-- EXERCISE DATA follows --

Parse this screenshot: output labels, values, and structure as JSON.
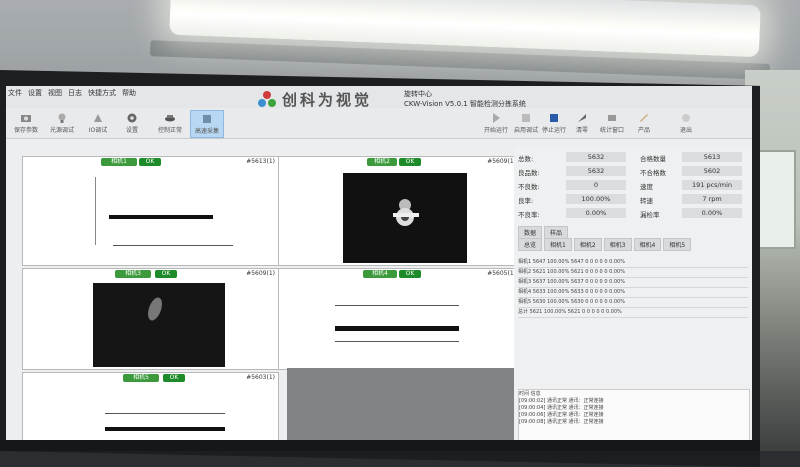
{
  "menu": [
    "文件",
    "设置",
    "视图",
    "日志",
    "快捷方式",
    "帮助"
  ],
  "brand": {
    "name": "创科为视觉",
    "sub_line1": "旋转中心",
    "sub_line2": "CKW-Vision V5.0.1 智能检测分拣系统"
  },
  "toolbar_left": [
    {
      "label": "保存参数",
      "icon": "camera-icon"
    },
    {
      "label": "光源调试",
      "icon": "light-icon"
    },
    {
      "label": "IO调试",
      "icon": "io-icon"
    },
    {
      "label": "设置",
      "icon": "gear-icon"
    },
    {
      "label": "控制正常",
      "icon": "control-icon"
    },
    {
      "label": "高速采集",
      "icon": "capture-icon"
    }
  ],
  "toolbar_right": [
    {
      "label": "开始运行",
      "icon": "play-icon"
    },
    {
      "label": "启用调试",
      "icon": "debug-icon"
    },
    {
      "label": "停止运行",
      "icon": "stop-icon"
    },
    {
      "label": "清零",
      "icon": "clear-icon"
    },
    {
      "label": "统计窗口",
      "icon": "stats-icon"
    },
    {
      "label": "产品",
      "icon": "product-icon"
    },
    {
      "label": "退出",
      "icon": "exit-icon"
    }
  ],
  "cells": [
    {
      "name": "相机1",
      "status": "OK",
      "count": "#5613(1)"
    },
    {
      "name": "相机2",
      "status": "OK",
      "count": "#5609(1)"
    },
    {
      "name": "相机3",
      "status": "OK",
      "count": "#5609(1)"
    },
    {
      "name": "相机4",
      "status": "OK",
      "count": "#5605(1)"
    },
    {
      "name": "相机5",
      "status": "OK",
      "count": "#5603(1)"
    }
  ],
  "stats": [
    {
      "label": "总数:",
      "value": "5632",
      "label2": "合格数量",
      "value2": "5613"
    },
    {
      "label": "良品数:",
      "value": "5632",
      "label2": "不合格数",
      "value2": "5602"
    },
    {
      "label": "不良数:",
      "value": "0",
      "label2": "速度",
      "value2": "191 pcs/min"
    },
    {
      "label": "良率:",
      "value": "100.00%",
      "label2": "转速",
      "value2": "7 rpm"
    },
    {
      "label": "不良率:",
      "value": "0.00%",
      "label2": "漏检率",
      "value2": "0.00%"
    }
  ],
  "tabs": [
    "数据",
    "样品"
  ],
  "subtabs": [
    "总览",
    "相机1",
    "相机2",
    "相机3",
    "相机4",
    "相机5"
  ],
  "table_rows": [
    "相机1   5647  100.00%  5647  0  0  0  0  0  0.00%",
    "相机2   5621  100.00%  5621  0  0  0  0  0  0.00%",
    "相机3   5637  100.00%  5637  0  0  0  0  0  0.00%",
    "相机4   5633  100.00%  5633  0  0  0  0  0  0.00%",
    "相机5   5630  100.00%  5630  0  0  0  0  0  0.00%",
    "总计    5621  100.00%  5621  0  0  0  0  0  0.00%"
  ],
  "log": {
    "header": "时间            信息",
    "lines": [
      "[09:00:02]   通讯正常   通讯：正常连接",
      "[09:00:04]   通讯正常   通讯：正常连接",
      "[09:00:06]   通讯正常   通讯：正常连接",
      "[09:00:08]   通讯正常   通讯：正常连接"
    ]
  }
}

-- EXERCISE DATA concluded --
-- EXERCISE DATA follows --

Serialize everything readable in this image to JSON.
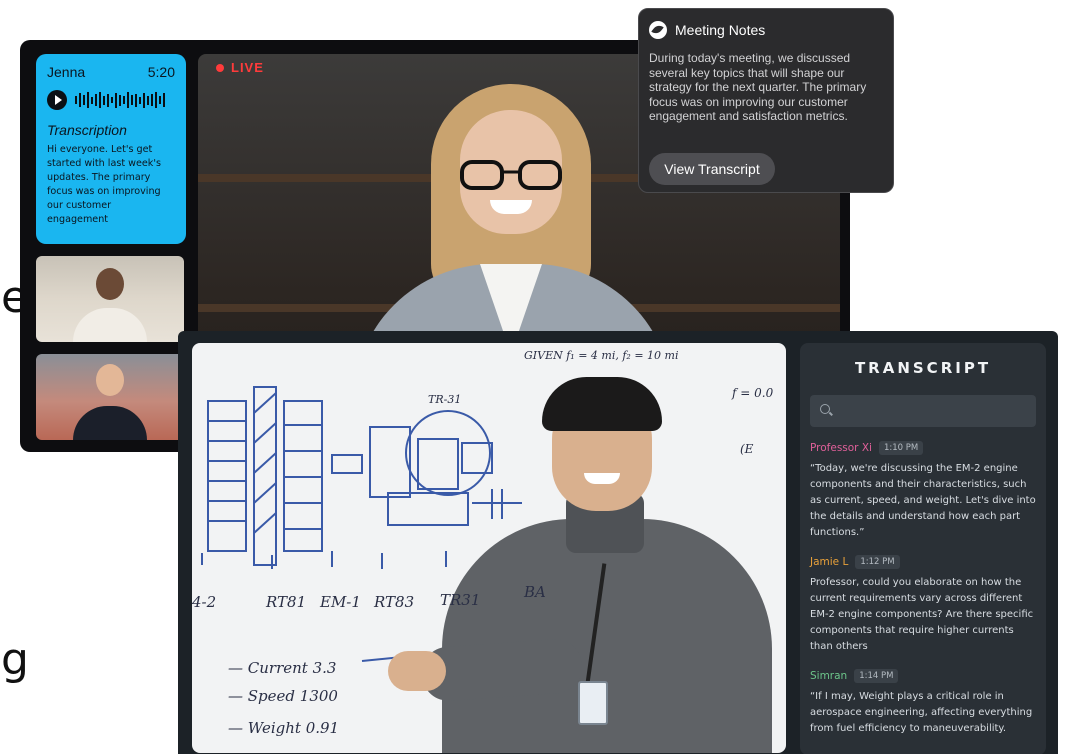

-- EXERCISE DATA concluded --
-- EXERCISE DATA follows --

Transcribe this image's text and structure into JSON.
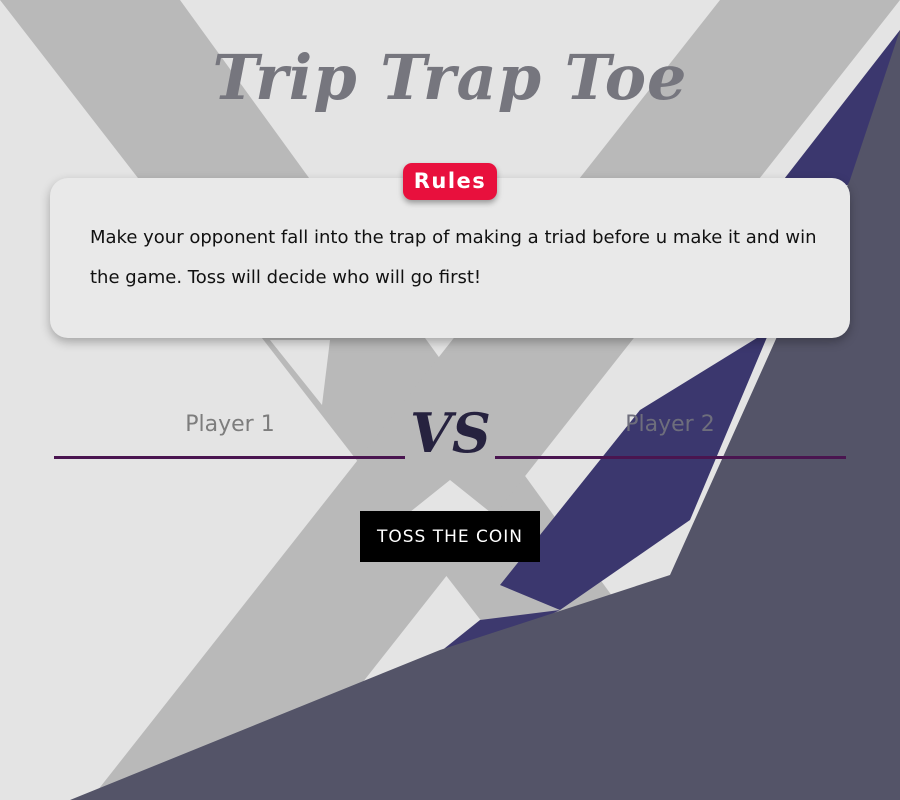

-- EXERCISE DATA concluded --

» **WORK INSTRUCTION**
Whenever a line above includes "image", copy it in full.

» **TASK RESULT**
Serialize everything readable in this image to JSON.
Transcribe this image's text and structure into JSON.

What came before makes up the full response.